Figure 8.3 In many species, progress through bud dormancy then resumption of growth depends on temperature. Two factors are involved: first, the satisfaction of chilling requirements depends on suitable periods at low temperature (measured as chill units), but can be negated by temperatures about 15°C; second, temperatures above 4.5°C have a growth-promoting effect, measured as thermal units.

(Based on Seeley 1996)

What are the consequences of insufficient chilling, and are there alternative treatments? Symptoms of inadequate cold periods include delayed and weak leaf growth, delayed and protracted flowering, poor fruit development and irregular ripening. Potassium nitrate (KNO3), thiourea and especially hydrogen cyanamide are simple chemicals that are effective substitutes for stimulating uniform budburst. The mechanisms by which these compounds work are not known, but growth regulators such as gibberellins, cytokinins and cytokinin analogues, in particular thiadiazuron, can also cause similar responses.

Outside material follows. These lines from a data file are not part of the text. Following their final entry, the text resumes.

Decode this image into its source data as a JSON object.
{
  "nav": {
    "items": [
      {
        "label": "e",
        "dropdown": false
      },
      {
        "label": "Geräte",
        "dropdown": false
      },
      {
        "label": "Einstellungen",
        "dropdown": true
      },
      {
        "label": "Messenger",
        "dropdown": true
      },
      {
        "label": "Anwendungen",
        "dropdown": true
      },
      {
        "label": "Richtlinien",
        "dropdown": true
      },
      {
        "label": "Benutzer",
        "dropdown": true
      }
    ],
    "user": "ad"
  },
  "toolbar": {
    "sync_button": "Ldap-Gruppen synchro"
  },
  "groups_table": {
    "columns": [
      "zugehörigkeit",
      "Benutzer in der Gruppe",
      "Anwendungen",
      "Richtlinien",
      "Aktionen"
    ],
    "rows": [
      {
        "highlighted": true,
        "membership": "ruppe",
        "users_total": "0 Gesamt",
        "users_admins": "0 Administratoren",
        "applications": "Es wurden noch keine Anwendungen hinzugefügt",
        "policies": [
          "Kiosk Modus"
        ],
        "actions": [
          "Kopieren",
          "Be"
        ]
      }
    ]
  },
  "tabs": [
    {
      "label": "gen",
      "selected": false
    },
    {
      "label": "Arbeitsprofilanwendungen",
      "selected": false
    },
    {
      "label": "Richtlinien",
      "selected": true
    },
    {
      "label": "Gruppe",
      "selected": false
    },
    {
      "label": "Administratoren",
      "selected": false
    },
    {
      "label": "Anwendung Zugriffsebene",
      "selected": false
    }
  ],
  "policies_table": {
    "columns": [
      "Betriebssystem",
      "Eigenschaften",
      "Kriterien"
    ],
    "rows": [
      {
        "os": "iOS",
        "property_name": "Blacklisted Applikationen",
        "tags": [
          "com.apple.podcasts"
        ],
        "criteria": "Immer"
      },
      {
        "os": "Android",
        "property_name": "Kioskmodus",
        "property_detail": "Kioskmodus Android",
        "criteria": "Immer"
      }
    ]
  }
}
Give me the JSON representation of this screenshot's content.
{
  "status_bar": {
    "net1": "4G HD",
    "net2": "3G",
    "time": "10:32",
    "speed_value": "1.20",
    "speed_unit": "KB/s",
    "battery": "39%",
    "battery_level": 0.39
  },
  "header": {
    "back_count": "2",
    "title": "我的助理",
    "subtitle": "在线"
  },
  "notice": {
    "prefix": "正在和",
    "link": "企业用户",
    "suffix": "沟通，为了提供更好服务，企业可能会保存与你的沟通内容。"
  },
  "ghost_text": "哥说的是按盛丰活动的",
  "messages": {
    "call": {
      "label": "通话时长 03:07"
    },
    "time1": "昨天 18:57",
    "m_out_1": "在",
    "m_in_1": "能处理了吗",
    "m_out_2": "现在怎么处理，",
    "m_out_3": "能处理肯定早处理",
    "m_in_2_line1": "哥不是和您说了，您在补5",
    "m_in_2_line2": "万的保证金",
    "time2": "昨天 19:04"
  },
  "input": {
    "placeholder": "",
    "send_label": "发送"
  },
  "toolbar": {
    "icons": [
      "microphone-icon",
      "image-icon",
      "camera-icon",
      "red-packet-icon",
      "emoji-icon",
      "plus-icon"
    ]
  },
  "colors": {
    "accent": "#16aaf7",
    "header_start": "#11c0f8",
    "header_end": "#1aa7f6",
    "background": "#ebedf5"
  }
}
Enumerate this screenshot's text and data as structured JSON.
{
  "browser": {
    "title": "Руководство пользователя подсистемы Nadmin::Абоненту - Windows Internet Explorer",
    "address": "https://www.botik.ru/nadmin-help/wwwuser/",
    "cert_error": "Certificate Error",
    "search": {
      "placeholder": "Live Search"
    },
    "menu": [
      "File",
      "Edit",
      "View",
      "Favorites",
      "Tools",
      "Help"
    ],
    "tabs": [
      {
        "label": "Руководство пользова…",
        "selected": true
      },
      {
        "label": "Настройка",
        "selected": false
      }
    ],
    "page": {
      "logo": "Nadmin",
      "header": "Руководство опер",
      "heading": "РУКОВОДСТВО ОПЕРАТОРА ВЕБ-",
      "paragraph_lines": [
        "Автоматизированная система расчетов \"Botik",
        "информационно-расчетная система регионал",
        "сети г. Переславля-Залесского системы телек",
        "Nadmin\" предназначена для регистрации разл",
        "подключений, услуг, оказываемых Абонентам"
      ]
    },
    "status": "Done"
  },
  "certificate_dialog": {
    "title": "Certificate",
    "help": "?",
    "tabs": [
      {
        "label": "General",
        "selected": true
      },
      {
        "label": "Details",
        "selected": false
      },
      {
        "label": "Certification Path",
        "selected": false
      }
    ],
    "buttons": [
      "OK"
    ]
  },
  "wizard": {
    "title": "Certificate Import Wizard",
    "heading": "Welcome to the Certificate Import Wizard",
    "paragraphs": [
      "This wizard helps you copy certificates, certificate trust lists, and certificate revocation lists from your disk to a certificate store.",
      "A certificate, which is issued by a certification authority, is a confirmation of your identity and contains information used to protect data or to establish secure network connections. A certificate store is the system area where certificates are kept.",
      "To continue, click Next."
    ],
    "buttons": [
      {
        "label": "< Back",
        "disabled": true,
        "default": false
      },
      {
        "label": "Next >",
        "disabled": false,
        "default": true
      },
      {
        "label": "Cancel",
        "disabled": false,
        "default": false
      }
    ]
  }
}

Apples are grown in the tropical and subtropical areas of Indonesia, peaches are grown in Venezuela and table grapes are grown in Thailand, Venezuela and southern India where no chilling occurs (Subhadrabandhu and Chapman 1990). Growth of buds is stimulated by chemical (sodium chlorate, copper sulphate or urea) or manual defoliation or pruning immediately after harvest thus breaking endodormancy before it enters its ‘deep’ midwinter phase. Cyanamide treatment has enabled out of season production of table grapes in tropical Queensland. Irrigation then promotes uniform budburst and cropping under otherwise dry conditions. At least two harvests are possible each year and cycles can be staggered, giving almost continuous fruit supply.